Syria #2: To The Brink Of War And Back

A lot has happened since my previous post. Obama got what he wanted: no military intervention in Syria. Instead, Putin reached out to Obama and together they’ve come up with a political solution: Assad should destroy all chemical weapons by mid- 2014 and the Organisation for the Prohibition of Chemical Weapons (OPCW) will be doing inspections. A soft UN resolution was passed on Friday the 27th of September. Soft, because military intervention is completely out of the picture now. In the case Assad does not get rid of his chemical weapons, a new resolution mandating military intervention still has to pass the security council – which, of course, wouldn’t happen. Ever.

Both Putin and Obama try to sell the Russian-American deal as their personal victory. Obama claims that without a credible threat, the Assad regime would not have made such “big” concessions. Putin attacks American interventionism and presents himself as the ultimate peacemaker. Obama receives a great deal of critique over the deal. Especially the older American generation– who arguably suffer from a post-traumatic stress disorder from the Cold War — don’t like it a single bit. And what do the Russians think? Russia hardly even resembles a democracy anymore, so who knows. But I’m guessing Putin’s more succesful in his attempt — A Russian advocacy group did recently nominate him for the Noble Peace Prize. Ha.

The OPCW started the inspection of Syria’s weapon arsenal. Ban Ki-Moon says it will take another month and a half before peace negotiations come about. Lavrov, the Russian Minister of Foreign Affairs, says it will be challenging to bring the different parties to the table. I believe it would be even more challenging to implement the peace plan. The Syrian National Coalition (SNC), based in Turkey, will probably end up going to Geneva. Though, as the SNC lost so much support in Syria, would the Syrian-based opposition ever accept the conference and its outcome?

So, who will be attending Geneva II? Many countries want a piece of the Syrian pie. Of course, the US and Russia are in. The Arab League, initially supporting a military intervention in Syria, were quick to support the Russian-American deal and hope to be part of the peace negotiations. The EU clearly wants in as well, citing reasons why it would be an asset in Geneva II at this years’ UN General Assembly. As the EU’s foreign policy is still young, it always tries to be part of important international summits. But Europe is also eager because it fears the Syria conflict could leave its mark on the European economy and security– through an overload of refugees and a possible radicalization of returning combatants.
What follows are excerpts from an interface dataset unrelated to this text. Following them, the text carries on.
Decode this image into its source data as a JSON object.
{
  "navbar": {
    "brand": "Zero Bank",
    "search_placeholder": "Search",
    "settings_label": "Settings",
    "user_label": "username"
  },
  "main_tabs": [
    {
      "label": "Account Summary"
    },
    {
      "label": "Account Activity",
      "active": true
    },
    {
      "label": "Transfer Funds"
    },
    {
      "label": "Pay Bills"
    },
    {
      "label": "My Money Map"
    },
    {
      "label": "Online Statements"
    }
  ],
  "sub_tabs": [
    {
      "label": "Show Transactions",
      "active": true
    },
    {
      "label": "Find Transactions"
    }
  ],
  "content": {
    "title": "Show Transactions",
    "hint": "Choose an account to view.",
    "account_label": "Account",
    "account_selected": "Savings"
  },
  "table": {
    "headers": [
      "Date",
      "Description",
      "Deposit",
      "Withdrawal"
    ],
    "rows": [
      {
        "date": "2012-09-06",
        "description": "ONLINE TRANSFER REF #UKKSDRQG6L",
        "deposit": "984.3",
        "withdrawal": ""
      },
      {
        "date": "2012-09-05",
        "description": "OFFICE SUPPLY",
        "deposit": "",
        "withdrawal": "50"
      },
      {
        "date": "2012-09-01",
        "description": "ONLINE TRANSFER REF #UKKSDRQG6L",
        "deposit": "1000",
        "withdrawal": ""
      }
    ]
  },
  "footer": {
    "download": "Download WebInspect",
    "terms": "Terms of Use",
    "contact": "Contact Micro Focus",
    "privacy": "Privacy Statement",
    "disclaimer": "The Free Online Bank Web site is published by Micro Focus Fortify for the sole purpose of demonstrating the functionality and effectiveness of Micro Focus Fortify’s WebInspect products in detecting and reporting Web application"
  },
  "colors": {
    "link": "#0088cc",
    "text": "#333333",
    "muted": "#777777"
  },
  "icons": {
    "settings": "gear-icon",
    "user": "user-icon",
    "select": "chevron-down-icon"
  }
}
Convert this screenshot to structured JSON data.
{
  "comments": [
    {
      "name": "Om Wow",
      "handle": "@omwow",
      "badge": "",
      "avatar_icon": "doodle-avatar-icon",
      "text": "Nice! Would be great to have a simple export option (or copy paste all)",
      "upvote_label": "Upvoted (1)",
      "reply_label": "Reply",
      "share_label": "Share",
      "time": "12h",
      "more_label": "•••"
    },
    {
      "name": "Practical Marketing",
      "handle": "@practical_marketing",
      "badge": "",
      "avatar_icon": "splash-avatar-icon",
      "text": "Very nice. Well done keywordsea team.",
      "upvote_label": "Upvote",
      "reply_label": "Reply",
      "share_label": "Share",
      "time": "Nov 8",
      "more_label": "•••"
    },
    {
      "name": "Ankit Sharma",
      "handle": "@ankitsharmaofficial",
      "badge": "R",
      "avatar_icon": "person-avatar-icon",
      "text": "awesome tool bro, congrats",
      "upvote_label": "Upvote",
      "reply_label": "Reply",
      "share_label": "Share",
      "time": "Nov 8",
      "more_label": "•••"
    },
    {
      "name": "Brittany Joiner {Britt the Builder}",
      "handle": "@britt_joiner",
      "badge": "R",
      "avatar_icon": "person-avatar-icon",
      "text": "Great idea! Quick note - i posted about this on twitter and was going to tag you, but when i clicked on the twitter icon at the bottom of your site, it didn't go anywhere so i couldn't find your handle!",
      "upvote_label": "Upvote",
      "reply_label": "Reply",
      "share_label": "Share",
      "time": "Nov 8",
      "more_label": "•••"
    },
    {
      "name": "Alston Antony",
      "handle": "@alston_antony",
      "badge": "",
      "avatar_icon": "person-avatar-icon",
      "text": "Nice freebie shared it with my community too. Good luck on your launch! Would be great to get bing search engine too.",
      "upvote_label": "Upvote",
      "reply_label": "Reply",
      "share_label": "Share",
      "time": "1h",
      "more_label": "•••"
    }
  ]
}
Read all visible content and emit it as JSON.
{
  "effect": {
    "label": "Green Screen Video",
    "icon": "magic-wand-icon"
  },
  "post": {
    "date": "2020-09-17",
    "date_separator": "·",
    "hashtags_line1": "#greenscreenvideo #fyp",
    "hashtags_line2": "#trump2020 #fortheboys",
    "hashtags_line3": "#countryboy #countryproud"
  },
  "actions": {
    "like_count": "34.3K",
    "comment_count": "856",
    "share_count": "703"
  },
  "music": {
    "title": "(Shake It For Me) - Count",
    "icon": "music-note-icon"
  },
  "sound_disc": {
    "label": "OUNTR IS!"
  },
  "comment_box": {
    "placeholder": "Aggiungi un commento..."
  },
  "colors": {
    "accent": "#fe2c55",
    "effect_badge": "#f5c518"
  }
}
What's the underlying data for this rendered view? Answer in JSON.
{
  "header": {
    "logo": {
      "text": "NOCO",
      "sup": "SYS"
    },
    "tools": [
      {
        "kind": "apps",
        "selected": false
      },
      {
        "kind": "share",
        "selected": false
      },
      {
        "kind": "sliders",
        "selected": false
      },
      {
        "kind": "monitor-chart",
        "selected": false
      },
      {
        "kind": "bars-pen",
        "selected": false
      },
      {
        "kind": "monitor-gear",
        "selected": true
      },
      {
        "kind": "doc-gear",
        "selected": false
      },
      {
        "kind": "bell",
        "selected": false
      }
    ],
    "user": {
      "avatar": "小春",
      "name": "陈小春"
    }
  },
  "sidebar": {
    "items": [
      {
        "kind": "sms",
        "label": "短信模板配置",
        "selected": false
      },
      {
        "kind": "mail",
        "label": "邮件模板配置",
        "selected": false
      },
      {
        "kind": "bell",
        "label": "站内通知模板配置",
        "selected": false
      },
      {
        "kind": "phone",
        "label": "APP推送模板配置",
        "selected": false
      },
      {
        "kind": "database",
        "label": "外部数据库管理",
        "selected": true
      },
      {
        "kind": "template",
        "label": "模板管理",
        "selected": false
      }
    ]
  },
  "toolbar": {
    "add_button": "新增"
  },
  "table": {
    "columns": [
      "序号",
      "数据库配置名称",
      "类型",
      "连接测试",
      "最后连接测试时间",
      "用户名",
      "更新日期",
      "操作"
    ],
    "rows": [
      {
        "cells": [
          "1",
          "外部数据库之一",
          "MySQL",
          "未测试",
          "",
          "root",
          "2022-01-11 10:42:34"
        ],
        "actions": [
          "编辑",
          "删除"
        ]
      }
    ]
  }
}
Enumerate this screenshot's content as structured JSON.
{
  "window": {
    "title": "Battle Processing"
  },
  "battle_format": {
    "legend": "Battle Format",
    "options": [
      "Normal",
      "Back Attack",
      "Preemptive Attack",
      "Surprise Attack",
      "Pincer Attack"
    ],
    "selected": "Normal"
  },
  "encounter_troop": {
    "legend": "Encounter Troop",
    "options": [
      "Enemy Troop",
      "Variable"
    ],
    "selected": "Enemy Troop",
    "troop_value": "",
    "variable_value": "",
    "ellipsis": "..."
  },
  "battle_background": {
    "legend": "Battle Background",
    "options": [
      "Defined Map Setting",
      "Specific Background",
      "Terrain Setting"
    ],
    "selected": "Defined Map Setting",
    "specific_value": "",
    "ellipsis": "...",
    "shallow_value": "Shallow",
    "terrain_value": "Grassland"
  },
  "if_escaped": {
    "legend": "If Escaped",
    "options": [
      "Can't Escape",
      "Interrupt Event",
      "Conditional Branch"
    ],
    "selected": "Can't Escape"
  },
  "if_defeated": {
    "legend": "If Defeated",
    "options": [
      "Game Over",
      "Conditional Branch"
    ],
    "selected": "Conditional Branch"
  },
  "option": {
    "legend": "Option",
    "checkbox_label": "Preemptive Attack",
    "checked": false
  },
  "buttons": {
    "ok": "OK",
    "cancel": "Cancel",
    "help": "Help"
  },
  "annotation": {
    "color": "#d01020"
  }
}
Finally, Iran is keen to attend as well; the Syrian alawite regime is a very important ally to Iran – a friendly regime in a region of states hostile to Iran, not least Iran’s greatest threat: Israel. Possibly a deal has been made between the US and Iran – ‘You want to participate in Geneva? Let’s discuss these nuclear ambitions of yours.’ But I’m getting ahead of myself.